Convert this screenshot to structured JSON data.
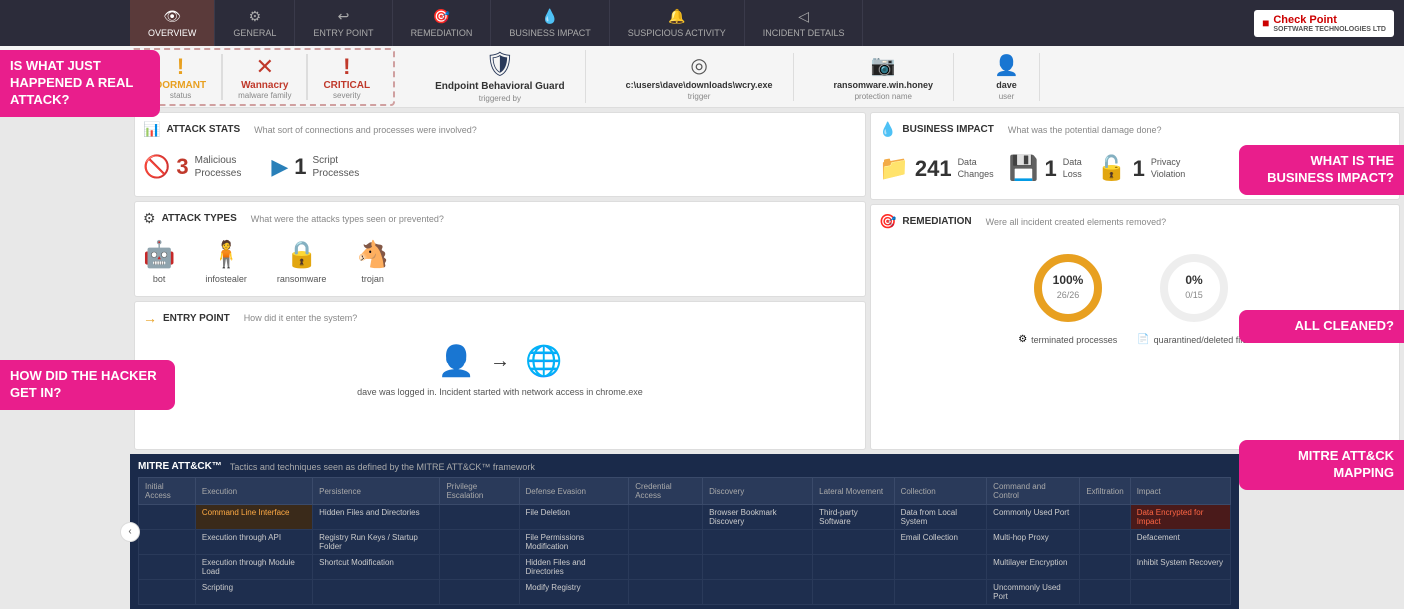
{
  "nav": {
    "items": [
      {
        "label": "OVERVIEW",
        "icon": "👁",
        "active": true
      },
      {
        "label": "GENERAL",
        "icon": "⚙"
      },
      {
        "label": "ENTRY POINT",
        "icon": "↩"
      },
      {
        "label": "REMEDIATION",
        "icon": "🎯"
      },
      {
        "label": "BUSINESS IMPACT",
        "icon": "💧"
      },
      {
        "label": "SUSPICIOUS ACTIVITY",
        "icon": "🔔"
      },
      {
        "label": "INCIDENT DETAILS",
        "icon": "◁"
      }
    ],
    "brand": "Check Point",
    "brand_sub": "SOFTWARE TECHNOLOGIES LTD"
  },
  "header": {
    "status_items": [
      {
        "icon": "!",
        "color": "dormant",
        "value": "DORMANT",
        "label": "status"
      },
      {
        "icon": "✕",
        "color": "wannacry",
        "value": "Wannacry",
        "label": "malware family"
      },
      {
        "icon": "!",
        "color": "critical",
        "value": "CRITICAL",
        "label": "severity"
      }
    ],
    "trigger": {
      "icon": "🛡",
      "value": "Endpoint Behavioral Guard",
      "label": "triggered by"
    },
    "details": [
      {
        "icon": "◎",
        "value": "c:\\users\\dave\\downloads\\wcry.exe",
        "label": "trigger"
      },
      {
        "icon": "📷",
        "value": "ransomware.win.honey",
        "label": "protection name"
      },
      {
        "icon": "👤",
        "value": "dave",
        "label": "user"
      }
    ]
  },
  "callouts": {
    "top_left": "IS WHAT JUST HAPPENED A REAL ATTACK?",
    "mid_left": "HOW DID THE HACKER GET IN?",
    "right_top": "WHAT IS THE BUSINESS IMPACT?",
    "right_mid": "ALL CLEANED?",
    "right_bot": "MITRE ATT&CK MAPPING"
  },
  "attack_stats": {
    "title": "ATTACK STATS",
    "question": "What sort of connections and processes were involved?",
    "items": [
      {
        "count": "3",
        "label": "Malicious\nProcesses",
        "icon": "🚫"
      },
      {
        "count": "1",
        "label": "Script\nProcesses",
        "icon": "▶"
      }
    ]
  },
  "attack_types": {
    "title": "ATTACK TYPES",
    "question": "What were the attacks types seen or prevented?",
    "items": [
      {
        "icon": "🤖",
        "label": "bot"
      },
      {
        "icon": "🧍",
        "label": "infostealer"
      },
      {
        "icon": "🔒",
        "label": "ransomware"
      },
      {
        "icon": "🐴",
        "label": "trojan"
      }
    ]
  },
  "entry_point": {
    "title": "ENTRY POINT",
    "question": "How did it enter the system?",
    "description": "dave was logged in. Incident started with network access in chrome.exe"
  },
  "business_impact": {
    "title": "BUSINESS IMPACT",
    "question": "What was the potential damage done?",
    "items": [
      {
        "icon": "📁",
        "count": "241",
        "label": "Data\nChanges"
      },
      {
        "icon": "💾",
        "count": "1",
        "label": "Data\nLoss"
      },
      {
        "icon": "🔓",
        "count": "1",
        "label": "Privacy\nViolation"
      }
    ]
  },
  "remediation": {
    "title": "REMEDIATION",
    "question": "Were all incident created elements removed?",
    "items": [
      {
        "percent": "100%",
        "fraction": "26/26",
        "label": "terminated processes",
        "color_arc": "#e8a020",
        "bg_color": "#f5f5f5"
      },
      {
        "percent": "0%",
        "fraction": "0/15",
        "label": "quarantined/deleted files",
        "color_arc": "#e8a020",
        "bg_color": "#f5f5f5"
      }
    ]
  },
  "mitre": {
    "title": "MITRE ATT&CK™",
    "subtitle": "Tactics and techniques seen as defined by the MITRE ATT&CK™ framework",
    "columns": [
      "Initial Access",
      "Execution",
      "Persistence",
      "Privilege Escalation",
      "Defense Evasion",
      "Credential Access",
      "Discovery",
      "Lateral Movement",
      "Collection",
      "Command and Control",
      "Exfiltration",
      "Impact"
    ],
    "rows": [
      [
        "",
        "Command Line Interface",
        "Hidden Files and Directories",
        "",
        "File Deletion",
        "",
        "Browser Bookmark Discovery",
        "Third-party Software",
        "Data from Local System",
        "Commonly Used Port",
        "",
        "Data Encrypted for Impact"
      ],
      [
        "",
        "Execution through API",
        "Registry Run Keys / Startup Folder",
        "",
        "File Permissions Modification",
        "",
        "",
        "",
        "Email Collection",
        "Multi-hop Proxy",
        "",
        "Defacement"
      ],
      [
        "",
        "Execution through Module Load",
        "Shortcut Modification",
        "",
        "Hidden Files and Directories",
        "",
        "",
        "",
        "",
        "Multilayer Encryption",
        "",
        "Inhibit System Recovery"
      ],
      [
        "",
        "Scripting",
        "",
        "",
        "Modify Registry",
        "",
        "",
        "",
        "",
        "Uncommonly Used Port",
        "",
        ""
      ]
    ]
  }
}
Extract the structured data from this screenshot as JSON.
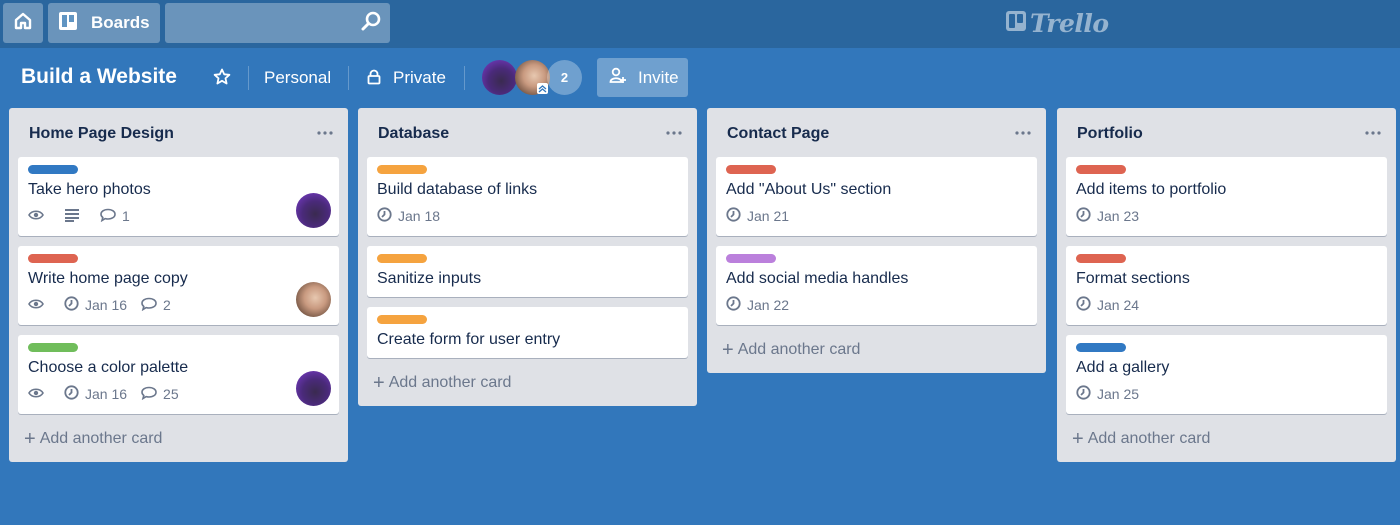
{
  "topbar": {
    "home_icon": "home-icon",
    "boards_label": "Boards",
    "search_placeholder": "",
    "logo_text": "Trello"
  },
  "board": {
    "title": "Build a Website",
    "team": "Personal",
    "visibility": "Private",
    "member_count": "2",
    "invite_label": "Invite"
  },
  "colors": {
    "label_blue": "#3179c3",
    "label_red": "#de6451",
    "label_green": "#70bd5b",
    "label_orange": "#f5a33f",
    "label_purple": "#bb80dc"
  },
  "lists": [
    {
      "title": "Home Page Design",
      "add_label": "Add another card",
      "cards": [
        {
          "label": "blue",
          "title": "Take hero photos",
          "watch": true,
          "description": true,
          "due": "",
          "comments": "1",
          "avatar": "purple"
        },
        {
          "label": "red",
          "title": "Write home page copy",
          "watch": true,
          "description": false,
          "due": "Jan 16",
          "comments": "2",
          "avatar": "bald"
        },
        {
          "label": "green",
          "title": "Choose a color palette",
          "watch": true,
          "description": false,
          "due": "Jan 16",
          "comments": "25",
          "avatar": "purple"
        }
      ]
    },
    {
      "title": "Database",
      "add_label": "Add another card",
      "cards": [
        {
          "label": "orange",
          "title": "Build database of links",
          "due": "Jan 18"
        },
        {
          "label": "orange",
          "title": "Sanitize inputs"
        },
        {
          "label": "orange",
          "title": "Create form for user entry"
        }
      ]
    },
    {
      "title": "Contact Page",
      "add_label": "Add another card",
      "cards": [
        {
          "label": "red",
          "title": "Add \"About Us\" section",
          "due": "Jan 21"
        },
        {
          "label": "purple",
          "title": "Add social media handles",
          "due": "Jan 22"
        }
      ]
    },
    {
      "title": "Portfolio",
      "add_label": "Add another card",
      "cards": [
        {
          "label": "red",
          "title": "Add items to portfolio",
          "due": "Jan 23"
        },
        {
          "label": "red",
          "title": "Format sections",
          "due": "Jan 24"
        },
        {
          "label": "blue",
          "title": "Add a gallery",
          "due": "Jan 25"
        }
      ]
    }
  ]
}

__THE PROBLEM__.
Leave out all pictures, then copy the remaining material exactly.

__RESPONSE__.
Convert this screenshot to structured JSON data.
{
  "nav": {
    "items": [
      {
        "label": "OVERVIEW",
        "icon": "👁",
        "active": true
      },
      {
        "label": "GENERAL",
        "icon": "⚙"
      },
      {
        "label": "ENTRY POINT",
        "icon": "↩"
      },
      {
        "label": "REMEDIATION",
        "icon": "🎯"
      },
      {
        "label": "BUSINESS IMPACT",
        "icon": "💧"
      },
      {
        "label": "SUSPICIOUS ACTIVITY",
        "icon": "🔔"
      },
      {
        "label": "INCIDENT DETAILS",
        "icon": "◁"
      }
    ],
    "brand": "Check Point",
    "brand_sub": "SOFTWARE TECHNOLOGIES LTD"
  },
  "header": {
    "status_items": [
      {
        "icon": "!",
        "color": "dormant",
        "value": "DORMANT",
        "label": "status"
      },
      {
        "icon": "✕",
        "color": "wannacry",
        "value": "Wannacry",
        "label": "malware family"
      },
      {
        "icon": "!",
        "color": "critical",
        "value": "CRITICAL",
        "label": "severity"
      }
    ],
    "trigger": {
      "icon": "🛡",
      "value": "Endpoint Behavioral Guard",
      "label": "triggered by"
    },
    "details": [
      {
        "icon": "◎",
        "value": "c:\\users\\dave\\downloads\\wcry.exe",
        "label": "trigger"
      },
      {
        "icon": "📷",
        "value": "ransomware.win.honey",
        "label": "protection name"
      },
      {
        "icon": "👤",
        "value": "dave",
        "label": "user"
      }
    ]
  },
  "callouts": {
    "top_left": "IS WHAT JUST HAPPENED A REAL ATTACK?",
    "mid_left": "HOW DID THE HACKER GET IN?",
    "right_top": "WHAT IS THE BUSINESS IMPACT?",
    "right_mid": "ALL CLEANED?",
    "right_bot": "MITRE ATT&CK MAPPING"
  },
  "attack_stats": {
    "title": "ATTACK STATS",
    "question": "What sort of connections and processes were involved?",
    "items": [
      {
        "count": "3",
        "label": "Malicious\nProcesses",
        "icon": "🚫"
      },
      {
        "count": "1",
        "label": "Script\nProcesses",
        "icon": "▶"
      }
    ]
  },
  "attack_types": {
    "title": "ATTACK TYPES",
    "question": "What were the attacks types seen or prevented?",
    "items": [
      {
        "icon": "🤖",
        "label": "bot"
      },
      {
        "icon": "🧍",
        "label": "infostealer"
      },
      {
        "icon": "🔒",
        "label": "ransomware"
      },
      {
        "icon": "🐴",
        "label": "trojan"
      }
    ]
  },
  "entry_point": {
    "title": "ENTRY POINT",
    "question": "How did it enter the system?",
    "description": "dave was logged in. Incident started with network access in chrome.exe"
  },
  "business_impact": {
    "title": "BUSINESS IMPACT",
    "question": "What was the potential damage done?",
    "items": [
      {
        "icon": "📁",
        "count": "241",
        "label": "Data\nChanges"
      },
      {
        "icon": "💾",
        "count": "1",
        "label": "Data\nLoss"
      },
      {
        "icon": "🔓",
        "count": "1",
        "label": "Privacy\nViolation"
      }
    ]
  },
  "remediation": {
    "title": "REMEDIATION",
    "question": "Were all incident created elements removed?",
    "items": [
      {
        "percent": "100%",
        "fraction": "26/26",
        "label": "terminated processes",
        "color_arc": "#e8a020",
        "bg_color": "#f5f5f5"
      },
      {
        "percent": "0%",
        "fraction": "0/15",
        "label": "quarantined/deleted files",
        "color_arc": "#e8a020",
        "bg_color": "#f5f5f5"
      }
    ]
  },
  "mitre": {
    "title": "MITRE ATT&CK™",
    "subtitle": "Tactics and techniques seen as defined by the MITRE ATT&CK™ framework",
    "columns": [
      "Initial Access",
      "Execution",
      "Persistence",
      "Privilege Escalation",
      "Defense Evasion",
      "Credential Access",
      "Discovery",
      "Lateral Movement",
      "Collection",
      "Command and Control",
      "Exfiltration",
      "Impact"
    ],
    "rows": [
      [
        "",
        "Command Line Interface",
        "Hidden Files and Directories",
        "",
        "File Deletion",
        "",
        "Browser Bookmark Discovery",
        "Third-party Software",
        "Data from Local System",
        "Commonly Used Port",
        "",
        "Data Encrypted for Impact"
      ],
      [
        "",
        "Execution through API",
        "Registry Run Keys / Startup Folder",
        "",
        "File Permissions Modification",
        "",
        "",
        "",
        "Email Collection",
        "Multi-hop Proxy",
        "",
        "Defacement"
      ],
      [
        "",
        "Execution through Module Load",
        "Shortcut Modification",
        "",
        "Hidden Files and Directories",
        "",
        "",
        "",
        "",
        "Multilayer Encryption",
        "",
        "Inhibit System Recovery"
      ],
      [
        "",
        "Scripting",
        "",
        "",
        "Modify Registry",
        "",
        "",
        "",
        "",
        "Uncommonly Used Port",
        "",
        ""
      ]
    ]
  }
}
Extract the structured data from this screenshot as JSON.
{
  "topbar": {
    "home_icon": "home-icon",
    "boards_label": "Boards",
    "search_placeholder": "",
    "logo_text": "Trello"
  },
  "board": {
    "title": "Build a Website",
    "team": "Personal",
    "visibility": "Private",
    "member_count": "2",
    "invite_label": "Invite"
  },
  "colors": {
    "label_blue": "#3179c3",
    "label_red": "#de6451",
    "label_green": "#70bd5b",
    "label_orange": "#f5a33f",
    "label_purple": "#bb80dc"
  },
  "lists": [
    {
      "title": "Home Page Design",
      "add_label": "Add another card",
      "cards": [
        {
          "label": "blue",
          "title": "Take hero photos",
          "watch": true,
          "description": true,
          "due": "",
          "comments": "1",
          "avatar": "purple"
        },
        {
          "label": "red",
          "title": "Write home page copy",
          "watch": true,
          "description": false,
          "due": "Jan 16",
          "comments": "2",
          "avatar": "bald"
        },
        {
          "label": "green",
          "title": "Choose a color palette",
          "watch": true,
          "description": false,
          "due": "Jan 16",
          "comments": "25",
          "avatar": "purple"
        }
      ]
    },
    {
      "title": "Database",
      "add_label": "Add another card",
      "cards": [
        {
          "label": "orange",
          "title": "Build database of links",
          "due": "Jan 18"
        },
        {
          "label": "orange",
          "title": "Sanitize inputs"
        },
        {
          "label": "orange",
          "title": "Create form for user entry"
        }
      ]
    },
    {
      "title": "Contact Page",
      "add_label": "Add another card",
      "cards": [
        {
          "label": "red",
          "title": "Add \"About Us\" section",
          "due": "Jan 21"
        },
        {
          "label": "purple",
          "title": "Add social media handles",
          "due": "Jan 22"
        }
      ]
    },
    {
      "title": "Portfolio",
      "add_label": "Add another card",
      "cards": [
        {
          "label": "red",
          "title": "Add items to portfolio",
          "due": "Jan 23"
        },
        {
          "label": "red",
          "title": "Format sections",
          "due": "Jan 24"
        },
        {
          "label": "blue",
          "title": "Add a gallery",
          "due": "Jan 25"
        }
      ]
    }
  ]
}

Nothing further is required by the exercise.